I recently answered a question HERE concerning the long term efficacy of "personal development seminars." When I saw the question, I was reminded of information I ran across some time ago and posted an answer containing this related, but not specifically-targeted information.
In the comments, someone said:
Not sure why this has so many upvotes, it's just repeating the opinion of one person, and doesn't even address the question (see title).
I admitted as much and suggested that someone else might come along with more pertinent information about seminars, not books. Also, while this is one person, I offer the source as I'm not sure who, PhD after the name or not, has read 340 self-help books. Thus, I would consider Luke an expert on the contents of such books, common threads, etc. My aim for the answer was mostly to contribute to the information -- take what you wish, leave the rest.
Now, whether or not my source is actually an opinion or not aside, it made me think about the point of the comment as well as my aim when I posted the answer.
Namely: What if an "answer" intends not to answer the question but still aims be useful? 
I'm open to the consensus of the community, and could see it either way. On one hand, I do think the answer was pertinent to the general field of inquiry and added to the discussion. On the other hand, the commenter was absolutely correct -- my answer was not directly aimed at the question and this is a question and answer site, not a question and discussion site.
What do others think? Is related enough if it contributes to future inquirers and provides good information, or should all answers only directly answer the question?
 I consider this different than Psuedo-answers are the enemy, but I could be wrong about that. While I agree that my answer could easily fit into bucket #1 ("This is not a complete answer, but..."), I have a hard time seeing that it fits the preface to the whole list, "...calling them low quality answers would be far too generous." Is that the case for my answer? If so, good to know! I did note that a "psuedo-answer" with upvotes prevents the question from being listed in the unanswered section, so perhaps this builds a case for at least waiting a significant amount of time before answering like I did.
 One thing to note is that there is another, direct answer to this question now, which is great. Mine was first, then the second answer, and then the comment. Consider a case in which no other answers came in -- perhaps no one could find any information on this. Then would my answer have seemed so icky? It would have at the least provided THIS incredibly well-cited summary of the state of our knowledge with respect to self-help.
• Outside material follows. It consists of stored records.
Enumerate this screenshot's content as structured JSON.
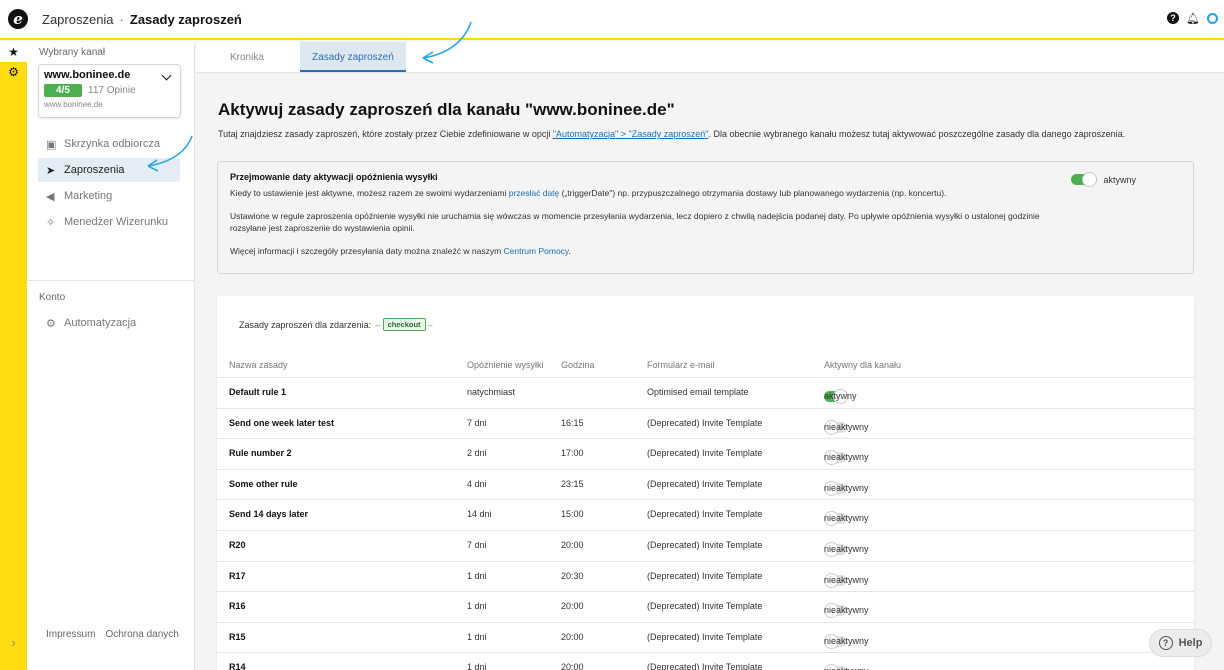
{
  "header": {
    "logo": "e",
    "breadcrumb_parent": "Zaproszenia",
    "breadcrumb_sep": "·",
    "breadcrumb_current": "Zasady zaproszeń",
    "icons": [
      "help-icon",
      "bell-icon",
      "user-icon"
    ]
  },
  "rail": {
    "icons": [
      "star-icon",
      "settings-icon"
    ],
    "expand": "›"
  },
  "sidebar": {
    "channel_label": "Wybrany kanał",
    "channel_name": "www.boninee.de",
    "rating": "4/5",
    "reviews": "117 Opinie",
    "channel_url": "www.boninee.de",
    "items": [
      {
        "label": "Skrzynka odbiorcza",
        "icon": "inbox-icon"
      },
      {
        "label": "Zaproszenia",
        "icon": "send-icon"
      },
      {
        "label": "Marketing",
        "icon": "megaphone-icon"
      },
      {
        "label": "Menedżer Wizerunku",
        "icon": "sparkle-icon"
      }
    ],
    "account_label": "Konto",
    "automation_label": "Automatyzacja",
    "footer_impressum": "Impressum",
    "footer_privacy": "Ochrona danych"
  },
  "tabs": [
    "Kronika",
    "Zasady zaproszeń"
  ],
  "main": {
    "title": "Aktywuj zasady zaproszeń dla kanału \"www.boninee.de\"",
    "desc_before": "Tutaj znajdziesz zasady zaproszeń, które zostały przez Ciebie zdefiniowane w opcji ",
    "desc_link": "\"Automatyzacja\" > \"Zasady zaproszeń\"",
    "desc_after": ". Dla obecnie wybranego kanału możesz tutaj aktywować poszczególne zasady dla danego zaproszenia."
  },
  "info": {
    "title": "Przejmowanie daty aktywacji opóźnienia wysyłki",
    "p1_before": "Kiedy to ustawienie jest aktywne, możesz razem ze swoimi wydarzeniami ",
    "p1_link": "przesłać datę",
    "p1_after": " („triggerDate\") np. przypuszczalnego otrzymania dostawy lub planowanego wydarzenia (np. koncertu).",
    "p2": "Ustawione w regule zaproszenia opóźnienie wysyłki nie uruchamia się wówczas w momencie przesyłania wydarzenia, lecz dopiero z chwilą nadejścia podanej daty. Po upływie opóźnienia wysyłki o ustalonej godzinie rozsyłane jest zaproszenie do wystawienia opinii.",
    "p3_before": "Więcej informacji i szczegóły przesyłania daty można znaleźć w naszym ",
    "p3_link": "Centrum Pomocy",
    "p3_after": ".",
    "toggle_label": "aktywny"
  },
  "rules": {
    "event_label": "Zasady zaproszeń dla zdarzenia:",
    "event_badge": "checkout",
    "headers": [
      "Nazwa zasady",
      "Opóźnienie wysyłki",
      "Godzina",
      "Formularz e-mail",
      "Aktywny dla kanału"
    ],
    "rows": [
      {
        "name": "Default rule 1",
        "delay": "natychmiast",
        "time": "",
        "template": "Optimised email template",
        "status": "aktywny",
        "on": true
      },
      {
        "name": "Send one week later test",
        "delay": "7 dni",
        "time": "16:15",
        "template": "(Deprecated) Invite Template",
        "status": "nieaktywny",
        "on": false
      },
      {
        "name": "Rule number 2",
        "delay": "2 dni",
        "time": "17:00",
        "template": "(Deprecated) Invite Template",
        "status": "nieaktywny",
        "on": false
      },
      {
        "name": "Some other rule",
        "delay": "4 dni",
        "time": "23:15",
        "template": "(Deprecated) Invite Template",
        "status": "nieaktywny",
        "on": false
      },
      {
        "name": "Send 14 days later",
        "delay": "14 dni",
        "time": "15:00",
        "template": "(Deprecated) Invite Template",
        "status": "nieaktywny",
        "on": false
      },
      {
        "name": "R20",
        "delay": "7 dni",
        "time": "20:00",
        "template": "(Deprecated) Invite Template",
        "status": "nieaktywny",
        "on": false
      },
      {
        "name": "R17",
        "delay": "1 dni",
        "time": "20:30",
        "template": "(Deprecated) Invite Template",
        "status": "nieaktywny",
        "on": false
      },
      {
        "name": "R16",
        "delay": "1 dni",
        "time": "20:00",
        "template": "(Deprecated) Invite Template",
        "status": "nieaktywny",
        "on": false
      },
      {
        "name": "R15",
        "delay": "1 dni",
        "time": "20:00",
        "template": "(Deprecated) Invite Template",
        "status": "nieaktywny",
        "on": false
      },
      {
        "name": "R14",
        "delay": "1 dni",
        "time": "20:00",
        "template": "(Deprecated) Invite Template",
        "status": "nieaktywny",
        "on": false
      }
    ]
  },
  "help_label": "Help",
  "colors": {
    "accent_yellow": "#ffdc0f",
    "active_green": "#4caf50",
    "link_blue": "#1a6fb5",
    "annotation_blue": "#2aa7e0"
  }
}
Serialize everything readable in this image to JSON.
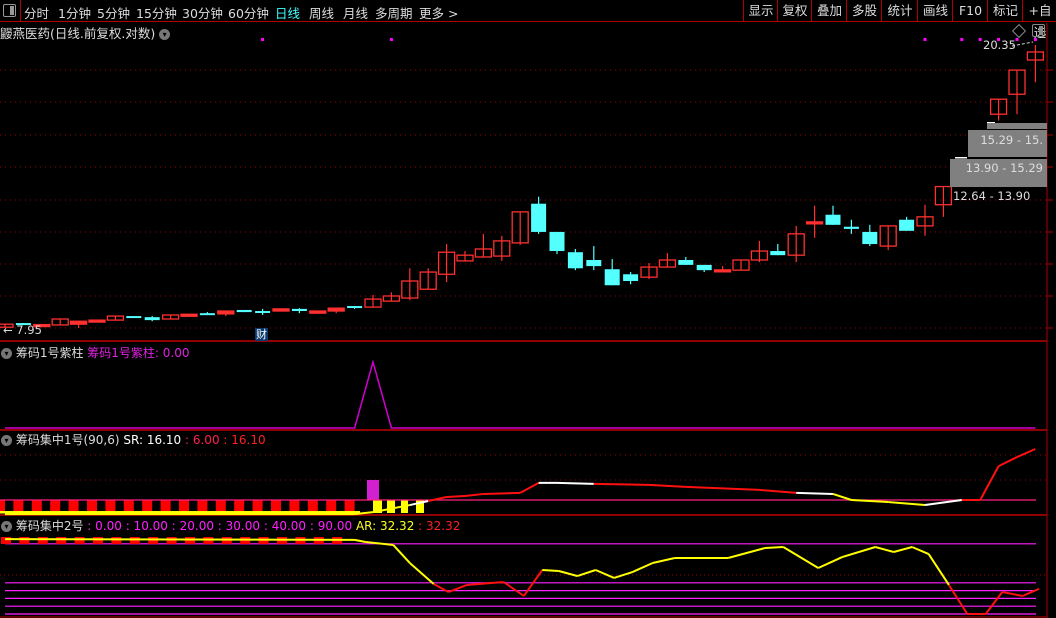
{
  "topbar": {
    "periods": [
      "分时",
      "1分钟",
      "5分钟",
      "15分钟",
      "30分钟",
      "60分钟",
      "日线",
      "周线",
      "月线",
      "多周期",
      "更多 >"
    ],
    "active_period": "日线",
    "buttons": [
      "显示",
      "复权",
      "叠加",
      "多股",
      "统计",
      "画线",
      "F10",
      "标记",
      "+自选"
    ]
  },
  "main": {
    "title": "鼹燕医药(日线.前复权.对数)",
    "scale": "log",
    "high_label": "20.35",
    "low_label": "← 7.95",
    "finance_badge": "财",
    "ranges": [
      "15.29 - 15.",
      "13.90 - 15.29",
      "12.64 - 13.90"
    ],
    "colors": {
      "up": "#ff3030",
      "down": "#54ffff",
      "grid": "#a00000",
      "marker": "#ff00ff"
    },
    "marker_candles": [
      14,
      21,
      50,
      52,
      53,
      54,
      55,
      56
    ],
    "candles": [
      [
        8.05,
        8.13,
        8.05,
        8.13
      ],
      [
        8.16,
        8.16,
        8.11,
        8.11
      ],
      [
        8.1,
        8.12,
        8.1,
        8.12
      ],
      [
        8.11,
        8.27,
        8.11,
        8.27
      ],
      [
        8.13,
        8.21,
        8.03,
        8.21
      ],
      [
        8.21,
        8.24,
        8.21,
        8.24
      ],
      [
        8.24,
        8.35,
        8.24,
        8.35
      ],
      [
        8.35,
        8.35,
        8.3,
        8.3
      ],
      [
        8.32,
        8.35,
        8.21,
        8.24
      ],
      [
        8.27,
        8.38,
        8.27,
        8.38
      ],
      [
        8.35,
        8.4,
        8.35,
        8.4
      ],
      [
        8.43,
        8.46,
        8.38,
        8.41
      ],
      [
        8.41,
        8.49,
        8.35,
        8.49
      ],
      [
        8.52,
        8.52,
        8.46,
        8.46
      ],
      [
        8.49,
        8.55,
        8.38,
        8.46
      ],
      [
        8.49,
        8.55,
        8.49,
        8.55
      ],
      [
        8.55,
        8.57,
        8.43,
        8.49
      ],
      [
        8.43,
        8.49,
        8.43,
        8.49
      ],
      [
        8.49,
        8.57,
        8.43,
        8.57
      ],
      [
        8.63,
        8.63,
        8.55,
        8.6
      ],
      [
        8.6,
        8.95,
        8.6,
        8.83
      ],
      [
        8.77,
        9.03,
        8.77,
        8.92
      ],
      [
        8.86,
        9.77,
        8.8,
        9.37
      ],
      [
        9.12,
        9.77,
        9.12,
        9.65
      ],
      [
        9.58,
        10.58,
        9.34,
        10.3
      ],
      [
        10.01,
        10.34,
        10.01,
        10.2
      ],
      [
        10.14,
        10.94,
        10.14,
        10.41
      ],
      [
        10.17,
        10.87,
        10.01,
        10.69
      ],
      [
        10.62,
        11.76,
        10.55,
        11.76
      ],
      [
        12.08,
        12.36,
        10.94,
        11.01
      ],
      [
        11.01,
        11.01,
        10.24,
        10.34
      ],
      [
        10.3,
        10.41,
        9.71,
        9.77
      ],
      [
        10.04,
        10.51,
        9.71,
        9.84
      ],
      [
        9.74,
        10.07,
        9.24,
        9.24
      ],
      [
        9.58,
        9.65,
        9.27,
        9.37
      ],
      [
        9.49,
        9.94,
        9.43,
        9.81
      ],
      [
        9.81,
        10.27,
        9.81,
        10.04
      ],
      [
        10.04,
        10.14,
        9.88,
        9.88
      ],
      [
        9.88,
        9.88,
        9.65,
        9.71
      ],
      [
        9.7,
        9.84,
        9.7,
        9.72
      ],
      [
        9.71,
        10.04,
        9.71,
        10.04
      ],
      [
        10.04,
        10.69,
        9.97,
        10.34
      ],
      [
        10.34,
        10.58,
        10.2,
        10.2
      ],
      [
        10.2,
        11.23,
        9.97,
        10.94
      ],
      [
        11.35,
        12.0,
        10.8,
        11.38
      ],
      [
        11.65,
        12.0,
        11.27,
        11.27
      ],
      [
        11.2,
        11.46,
        10.94,
        11.12
      ],
      [
        11.01,
        11.27,
        10.51,
        10.58
      ],
      [
        10.51,
        11.23,
        10.37,
        11.23
      ],
      [
        11.46,
        11.57,
        11.05,
        11.05
      ],
      [
        11.23,
        12.04,
        10.87,
        11.57
      ],
      [
        12.04,
        12.78,
        11.57,
        12.78
      ],
      null,
      null,
      [
        16.21,
        17.03,
        15.88,
        17.03
      ],
      [
        17.31,
        18.74,
        16.21,
        18.74
      ],
      [
        19.37,
        20.35,
        18.01,
        19.89
      ]
    ]
  },
  "panel1": {
    "name": "筹码1号紫柱",
    "series_label": "筹码1号紫柱: 0.00",
    "nonzero": {
      "20": 1
    },
    "color": "#d000d0"
  },
  "panel2": {
    "name": "筹码集中1号(90,6)",
    "sr_label": "SR: 16.10",
    "v1_label": ": 6.00",
    "v2_label": ": 16.10",
    "threshold": 6,
    "line": [
      [
        0,
        3.2,
        "#ffff00"
      ],
      [
        19,
        3.2,
        "#ffff00"
      ],
      [
        20,
        3.6,
        "#ffff00"
      ],
      [
        21,
        4.3,
        "#ffff00"
      ],
      [
        22,
        5.0,
        "#ffff00"
      ],
      [
        23,
        5.8,
        "#ffffff"
      ],
      [
        24,
        6.6,
        "#ff1010"
      ],
      [
        25,
        6.8,
        "#ff1010"
      ],
      [
        26,
        7.2,
        "#ff1010"
      ],
      [
        28,
        7.4,
        "#ff1010"
      ],
      [
        29,
        9.4,
        "#ff1010"
      ],
      [
        30,
        9.4,
        "#ffffff"
      ],
      [
        32,
        9.2,
        "#ffffff"
      ],
      [
        35,
        9.0,
        "#ff1010"
      ],
      [
        37,
        8.6,
        "#ff1010"
      ],
      [
        41,
        8.0,
        "#ff1010"
      ],
      [
        43,
        7.4,
        "#ff1010"
      ],
      [
        45,
        7.2,
        "#ffffff"
      ],
      [
        46,
        6.0,
        "#ffff00"
      ],
      [
        48,
        5.6,
        "#ffff00"
      ],
      [
        50,
        5.0,
        "#ffff00"
      ],
      [
        52,
        6.0,
        "#ffffff"
      ],
      [
        53,
        6.0,
        "#ff1010"
      ],
      [
        54,
        12.7,
        "#ff1010"
      ],
      [
        55,
        14.5,
        "#ff1010"
      ],
      [
        56,
        16.1,
        "#ff1010"
      ]
    ]
  },
  "panel3": {
    "name": "筹码集中2号",
    "levels": [
      {
        "label": ": 0.00",
        "value": 0
      },
      {
        "label": ": 10.00",
        "value": 10
      },
      {
        "label": ": 20.00",
        "value": 20
      },
      {
        "label": ": 30.00",
        "value": 30
      },
      {
        "label": ": 40.00",
        "value": 40
      },
      {
        "label": ": 90.00",
        "value": 90
      }
    ],
    "ar_label": "AR: 32.32",
    "ar_value_label": ": 32.32",
    "ar": [
      [
        0,
        96
      ],
      [
        19,
        95
      ],
      [
        19.6,
        92.3
      ],
      [
        21.1,
        88.5
      ],
      [
        22,
        65.4
      ],
      [
        23.3,
        38.5
      ],
      [
        24.1,
        28.2
      ],
      [
        25.1,
        37.2
      ],
      [
        27.1,
        41
      ],
      [
        28.2,
        23.1
      ],
      [
        29.2,
        56.4
      ],
      [
        30.1,
        55.1
      ],
      [
        31.1,
        48.7
      ],
      [
        32.1,
        56.4
      ],
      [
        33.1,
        46.2
      ],
      [
        34.1,
        53.8
      ],
      [
        35.2,
        65.4
      ],
      [
        36.4,
        71.8
      ],
      [
        39.3,
        71.8
      ],
      [
        41.3,
        84.6
      ],
      [
        42.3,
        85.9
      ],
      [
        44.2,
        59
      ],
      [
        45.5,
        73
      ],
      [
        47.3,
        85.9
      ],
      [
        48.3,
        79.5
      ],
      [
        49.3,
        85.9
      ],
      [
        50.2,
        76.9
      ],
      [
        51.3,
        37.2
      ],
      [
        52.3,
        0
      ],
      [
        53.3,
        0
      ],
      [
        54.2,
        28.2
      ],
      [
        55.3,
        23.1
      ],
      [
        56.2,
        32.32
      ]
    ]
  }
}
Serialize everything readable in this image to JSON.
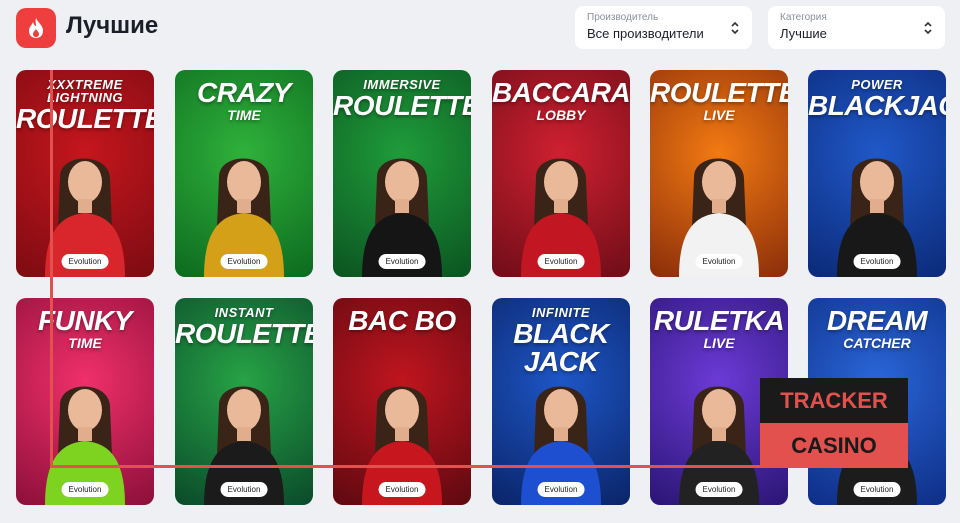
{
  "header": {
    "title": "Лучшие",
    "icon": "flame-icon",
    "provider_select": {
      "label": "Производитель",
      "value": "Все производители"
    },
    "category_select": {
      "label": "Категория",
      "value": "Лучшие"
    }
  },
  "games": [
    {
      "small": "XXXTREME LIGHTNING",
      "big": "ROULETTE",
      "sub": "",
      "provider": "Evolution",
      "bg1": "#c5161d",
      "bg2": "#7d0b12",
      "dress": "#d8262c"
    },
    {
      "small": "",
      "big": "CRAZY",
      "sub": "TIME",
      "provider": "Evolution",
      "bg1": "#2fb13b",
      "bg2": "#0d6a1f",
      "dress": "#d4a017"
    },
    {
      "small": "IMMERSIVE",
      "big": "ROULETTE",
      "sub": "",
      "provider": "Evolution",
      "bg1": "#1f9c3a",
      "bg2": "#0b5421",
      "dress": "#151515"
    },
    {
      "small": "",
      "big": "BACCARAT",
      "sub": "LOBBY",
      "provider": "Evolution",
      "bg1": "#cf2030",
      "bg2": "#6e0d18",
      "dress": "#c21622"
    },
    {
      "small": "",
      "big": "ROULETTE",
      "sub": "LIVE",
      "provider": "Evolution",
      "bg1": "#f27a12",
      "bg2": "#8a2d0a",
      "dress": "#f2f2f2"
    },
    {
      "small": "POWER",
      "big": "BLACKJACK",
      "sub": "",
      "provider": "Evolution",
      "bg1": "#2058c8",
      "bg2": "#0b2a78",
      "dress": "#181818"
    },
    {
      "small": "",
      "big": "FUNKY",
      "sub": "TIME",
      "provider": "Evolution",
      "bg1": "#f0306a",
      "bg2": "#8c0f3a",
      "dress": "#7ed321"
    },
    {
      "small": "INSTANT",
      "big": "ROULETTE",
      "sub": "",
      "provider": "Evolution",
      "bg1": "#27a346",
      "bg2": "#0a4a2a",
      "dress": "#1b1b1b"
    },
    {
      "small": "",
      "big": "BAC BO",
      "sub": "",
      "provider": "Evolution",
      "bg1": "#c0151f",
      "bg2": "#5e0910",
      "dress": "#c8161e"
    },
    {
      "small": "INFINITE",
      "big": "BLACK JACK",
      "sub": "",
      "provider": "Evolution",
      "bg1": "#1e56c6",
      "bg2": "#0a2468",
      "dress": "#1e4fd0"
    },
    {
      "small": "",
      "big": "RULETKA",
      "sub": "LIVE",
      "provider": "Evolution",
      "bg1": "#6c3ad6",
      "bg2": "#2a1574",
      "dress": "#222"
    },
    {
      "small": "",
      "big": "DREAM",
      "sub": "CATCHER",
      "provider": "Evolution",
      "bg1": "#2a66d8",
      "bg2": "#0d2e86",
      "dress": "#1c1c1c"
    }
  ],
  "watermark": {
    "line1": "TRACKER",
    "line2": "CASINO",
    "accent": "#e2514e",
    "dark": "#1a1a1a"
  }
}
 If comment boxes were long enough, I could have put a lot of my information in condensed format there. I probably still could have done this with a bunch of links and very brief interjections. Perhaps that is preferred.